After Hillary Rodham Clinton’s fiery speech to the 2016 Representative Assembly on July 5, NEA delegates declared loud and clear: We’re with her.
Delegates voted to throw our support behind Hillary in the general election and to do all we can to get out the vote on November 8.
“I want to say, right from the outset, that I’m with you,” Hillary told us as she shared her vision for public education and for an America in which every student, regardless of ZIP code, has the opportunity for a great education. “And if I’m fortunate enough to be elected president, educators will have a partner in the White House – and you’ll always have a seat at the table.”

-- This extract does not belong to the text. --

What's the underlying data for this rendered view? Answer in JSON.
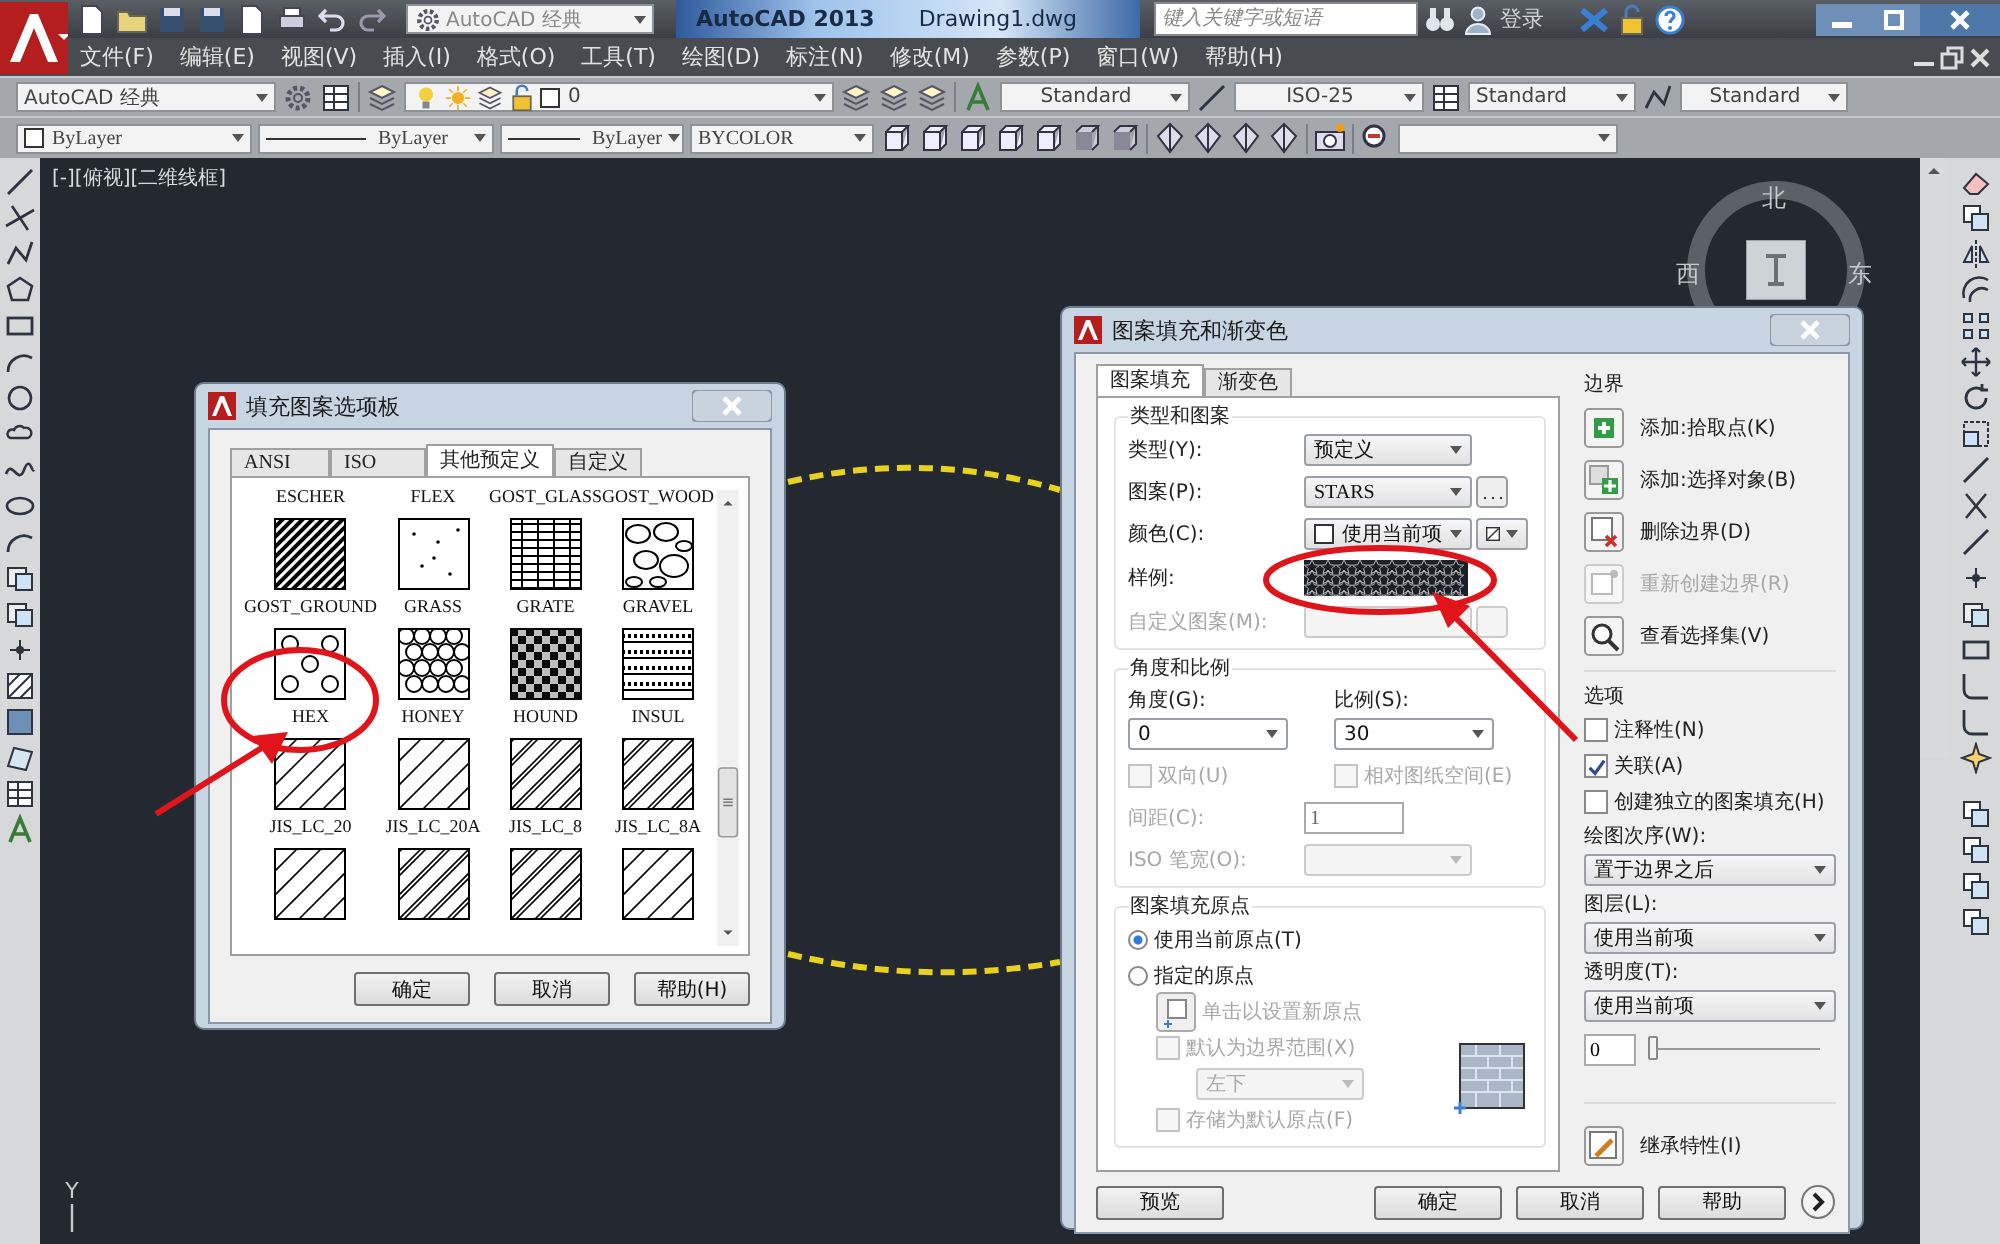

As educators, we need to talk about why we’re proud to be with Hillary. Let’s talk about what’s at stake in this election. And let’s talk about the values we hold as professionals who have the best interests of students – from kindergarten through college – at heart. That’s how we find common ground.
We believe that all students deserve the support, time, and tools to learn. We believe that a good education inspires students’ natural curiosity and a lifelong desire to learn. We believe that all students should be surrounded by caring, committed, and qualified teachers and education support professionals.
With our values as the starting point, we can discuss the issues one by one and explain why we are not simply voting against “Divisive Donald,” but for Hillary Clinton.
As far as the issues go, the differences between the two are stark.
On education, Hillary Clinton will:
- support the Every Student Succeeds Act and push for more investments in universal pre-K and other early learning programs that set students off to a good start.
- find the right balance on standardized testing, understanding that no bubble test can measure a student’s curiosity and desire to learn, and that too much testing takes time away from teaching and learning.
- listen to us as the professionals who know students, schools, and campuses best.
- make investing in child care a national priority, understanding the burdens working families face.
- take on student debt so that borrowers never have to pay more than 10 percent of what they make, and forgive any remaining debt for those who go into public service, including teaching.
- Pay support staff better, because it’s “an outrage” that food service staff, bus drivers, paraprofessional and education support professionals struggle.
- support HBCUs, HSIs, and MSIs, and create a fund for institutions that serve a high percentage of students who receive federal financial aid.
- has not released a plan for education, although he’s made troubling pronouncements, offering support for vouchers and corporate education reform.
- wants to sharply diminish the U.S. Department of Education’s role, making it harder to ensure that all students have the opportunity to succeed.
- would restrict college access by reducing funding options, including federal loans and grants, for students.
- would funnel student-loan borrowers to higher-cost private loans and away from less expensive federally backed loans.
- would force colleges and universities to make steeper cuts than they already have.
On immigration, Hillary Clinton will:
- defend President Obama’s executive actions (DACA and DAPA) that provide relief from deportation for DREAMers, parents of Americans, and lawful residents.
- conduct humane, targeted immigration enforcement that focuses on ensuring that refugees seeking asylum have a fair chance.
Donald Trump would:
- force Mexico to pay for construction of a wall between our two nations.
- triple the number of Immigration and Customs Enforcement officers.
- deny health care to illegal immigrants.
On health care, Hillary Clinton will:
- defend the Affordable Care Act and work to expand, not restrict, affordable coverage.
- lower out-of-pocket drug costs such as copays and deductibles.
- reduce prescription drug costs.
Donald Trump would:
- repeal the Affordable Care Act.
- block Medicaid grants to states because he finds federal overhead unnecessary.
- push for a ban on women’s right to choose.
This isn’t about lambasting Trump, although his bigotry, sexism, egocentrism, and intellectual dishonesty provide ample material that he is temperamentally unfit for office. As Hillary said this morning, we wouldn’t tolerate his behavior in our classrooms. Why would we tolerate in the president of the United States?
But focusing on him is shortsighted, and it would only compel people to hold on more tightly to Donald – a man who is concerned only with his bottom line, not with what’s best for working families and students. Instead, we must share our enthusiasm for and excitement about Hillary, someone who has dedicated her entire life to public service and is committed to doing what’s right for children, public education, and working families.
Ultimately, we know America would be better and stronger with Hillary as our 45th president. Our mission is to stay focused on that goal and on what we value as educators.
What we do this election matters. Consider this: NEA members cast one out of every 58 votes in the 2012 presidential election. Member households made up over 3 percent of the vote that year, and NEA members live in every state and Congressional district. Our influence is vast and our reach is broad!
I know you’ve heard this in past election years, but this year is shaping up to be one of the most critical in our lifetimes. No matter who you supported in the primaries, now is the time for us to come together. Our choice to stand with Hillary will ensure that for our students and their families, the doors of opportunity are not shut tight –but opened wide.